_WORK REQUEST_
When you reproduce the data, keep every word exactly as it stands and leave the pictures out.

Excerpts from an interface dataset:
________________
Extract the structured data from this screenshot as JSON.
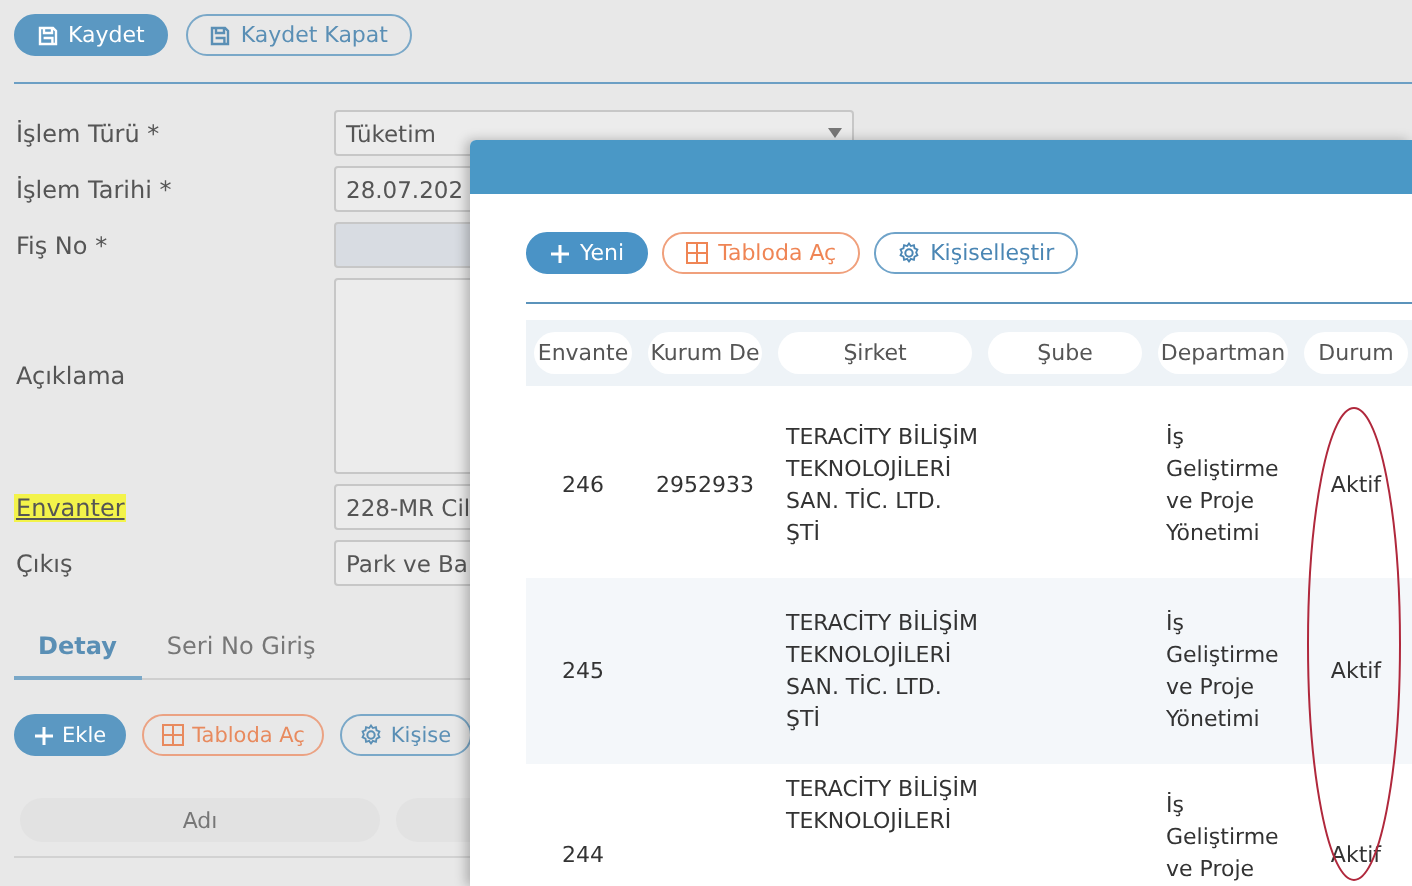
{
  "form": {
    "toolbar": [
      {
        "label": "Kaydet",
        "kind": "primary"
      },
      {
        "label": "Kaydet Kapat",
        "kind": "outline"
      }
    ],
    "fields": [
      {
        "label": "İşlem Türü *",
        "value": "Tüketim",
        "kind": "select",
        "disabled": false,
        "link": false,
        "highlighted": false
      },
      {
        "label": "İşlem Tarihi *",
        "value": "28.07.202",
        "kind": "text",
        "disabled": false,
        "link": false,
        "highlighted": false
      },
      {
        "label": "Fiş No *",
        "kind": "text",
        "disabled": true,
        "link": false,
        "highlighted": false
      },
      {
        "label": "Açıklama",
        "kind": "textarea",
        "disabled": false,
        "link": false,
        "highlighted": false
      },
      {
        "label": "Envanter",
        "value": "228-MR Cil",
        "kind": "text",
        "disabled": false,
        "link": true,
        "highlighted": true
      },
      {
        "label": "Çıkış",
        "value": "Park ve Ba",
        "kind": "text",
        "disabled": false,
        "link": false,
        "highlighted": false
      }
    ],
    "tabs": [
      {
        "label": "Detay",
        "selected": true
      },
      {
        "label": "Seri No Giriş",
        "selected": false
      }
    ],
    "detail_buttons": [
      {
        "label": "Ekle",
        "kind": "primary"
      },
      {
        "label": "Tabloda Aç",
        "kind": "orange"
      },
      {
        "label": "Kişise",
        "kind": "outline"
      }
    ],
    "detail_table": {
      "columns": [
        "Adı"
      ]
    }
  },
  "modal": {
    "buttons": [
      {
        "label": "Yeni",
        "kind": "primary"
      },
      {
        "label": "Tabloda Aç",
        "kind": "orange"
      },
      {
        "label": "Kişiselleştir",
        "kind": "outline"
      }
    ],
    "table": {
      "columns": [
        "Envante",
        "Kurum De",
        "Şirket",
        "Şube",
        "Departman",
        "Durum"
      ],
      "rows": [
        {
          "envanter": "246",
          "kurum": "2952933",
          "sirket": "TERACİTY BİLİŞİM TEKNOLOJİLERİ SAN. TİC. LTD. ŞTİ",
          "departman": "İş Geliştirme ve Proje Yönetimi",
          "durum": "Aktif"
        },
        {
          "envanter": "245",
          "sirket": "TERACİTY BİLİŞİM TEKNOLOJİLERİ SAN. TİC. LTD. ŞTİ",
          "departman": "İş Geliştirme ve Proje Yönetimi",
          "durum": "Aktif"
        },
        {
          "envanter": "244",
          "sirket": "TERACİTY BİLİŞİM TEKNOLOJİLERİ",
          "departman": "İş Geliştirme ve Proje",
          "durum": "Aktif"
        }
      ]
    }
  }
}
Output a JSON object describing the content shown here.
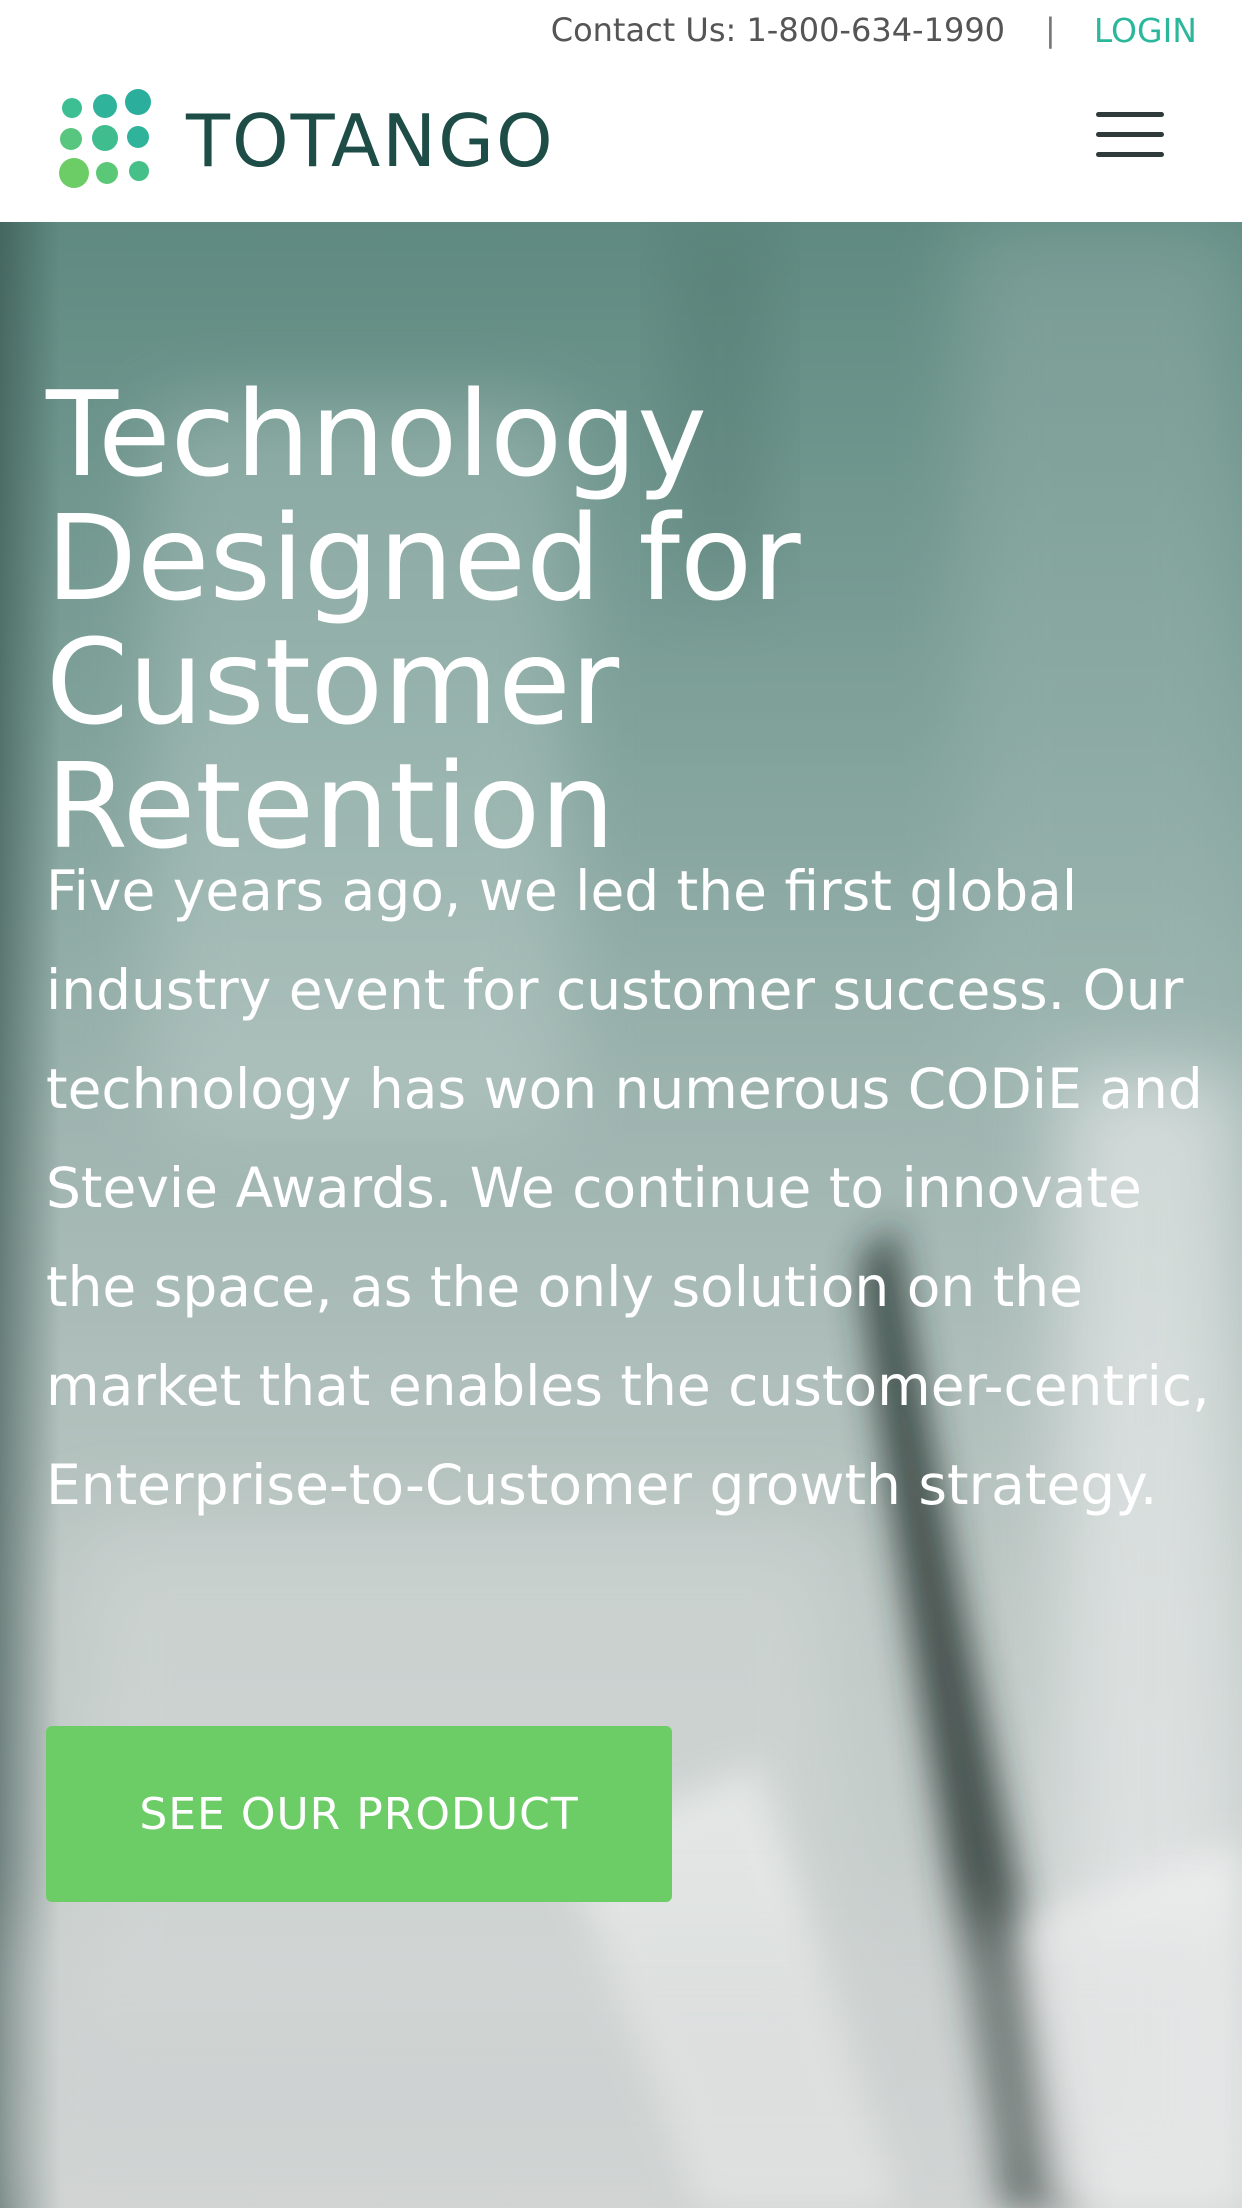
{
  "topbar": {
    "contact": "Contact Us: 1-800-634-1990",
    "separator": "|",
    "login": "LOGIN"
  },
  "logo": {
    "text": "TOTANGO",
    "icon": "dots-logo-icon"
  },
  "menu": {
    "icon": "hamburger-menu-icon"
  },
  "hero": {
    "title": "Technology Designed for Customer Retention",
    "description": "Five years ago, we led the first global industry event for customer success. Our technology has won numerous CODiE and Stevie Awards. We continue to innovate the space, as the only solution on the market that enables the customer-centric, Enterprise-to-Customer growth strategy.",
    "cta_label": "SEE OUR PRODUCT"
  },
  "colors": {
    "brand_dark": "#1e4d47",
    "brand_teal": "#2bb79c",
    "brand_green": "#6ccd67",
    "button": "#6ccd67"
  }
}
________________
_FINAL ANSWER_
Extract the structured data from this screenshot as JSON.
{
  "form": {
    "toolbar": [
      {
        "label": "Kaydet",
        "kind": "primary"
      },
      {
        "label": "Kaydet Kapat",
        "kind": "outline"
      }
    ],
    "fields": [
      {
        "label": "İşlem Türü *",
        "value": "Tüketim",
        "kind": "select",
        "disabled": false,
        "link": false,
        "highlighted": false
      },
      {
        "label": "İşlem Tarihi *",
        "value": "28.07.202",
        "kind": "text",
        "disabled": false,
        "link": false,
        "highlighted": false
      },
      {
        "label": "Fiş No *",
        "kind": "text",
        "disabled": true,
        "link": false,
        "highlighted": false
      },
      {
        "label": "Açıklama",
        "kind": "textarea",
        "disabled": false,
        "link": false,
        "highlighted": false
      },
      {
        "label": "Envanter",
        "value": "228-MR Cil",
        "kind": "text",
        "disabled": false,
        "link": true,
        "highlighted": true
      },
      {
        "label": "Çıkış",
        "value": "Park ve Ba",
        "kind": "text",
        "disabled": false,
        "link": false,
        "highlighted": false
      }
    ],
    "tabs": [
      {
        "label": "Detay",
        "selected": true
      },
      {
        "label": "Seri No Giriş",
        "selected": false
      }
    ],
    "detail_buttons": [
      {
        "label": "Ekle",
        "kind": "primary"
      },
      {
        "label": "Tabloda Aç",
        "kind": "orange"
      },
      {
        "label": "Kişise",
        "kind": "outline"
      }
    ],
    "detail_table": {
      "columns": [
        "Adı"
      ]
    }
  },
  "modal": {
    "buttons": [
      {
        "label": "Yeni",
        "kind": "primary"
      },
      {
        "label": "Tabloda Aç",
        "kind": "orange"
      },
      {
        "label": "Kişiselleştir",
        "kind": "outline"
      }
    ],
    "table": {
      "columns": [
        "Envante",
        "Kurum De",
        "Şirket",
        "Şube",
        "Departman",
        "Durum"
      ],
      "rows": [
        {
          "envanter": "246",
          "kurum": "2952933",
          "sirket": "TERACİTY BİLİŞİM TEKNOLOJİLERİ SAN. TİC. LTD. ŞTİ",
          "departman": "İş Geliştirme ve Proje Yönetimi",
          "durum": "Aktif"
        },
        {
          "envanter": "245",
          "sirket": "TERACİTY BİLİŞİM TEKNOLOJİLERİ SAN. TİC. LTD. ŞTİ",
          "departman": "İş Geliştirme ve Proje Yönetimi",
          "durum": "Aktif"
        },
        {
          "envanter": "244",
          "sirket": "TERACİTY BİLİŞİM TEKNOLOJİLERİ",
          "departman": "İş Geliştirme ve Proje",
          "durum": "Aktif"
        }
      ]
    }
  }
}
Output a JSON object describing the content shown here.
{
  "topbar": {
    "contact": "Contact Us: 1-800-634-1990",
    "separator": "|",
    "login": "LOGIN"
  },
  "logo": {
    "text": "TOTANGO",
    "icon": "dots-logo-icon"
  },
  "menu": {
    "icon": "hamburger-menu-icon"
  },
  "hero": {
    "title": "Technology Designed for Customer Retention",
    "description": "Five years ago, we led the first global industry event for customer success. Our technology has won numerous CODiE and Stevie Awards. We continue to innovate the space, as the only solution on the market that enables the customer-centric, Enterprise-to-Customer growth strategy.",
    "cta_label": "SEE OUR PRODUCT"
  },
  "colors": {
    "brand_dark": "#1e4d47",
    "brand_teal": "#2bb79c",
    "brand_green": "#6ccd67",
    "button": "#6ccd67"
  }
}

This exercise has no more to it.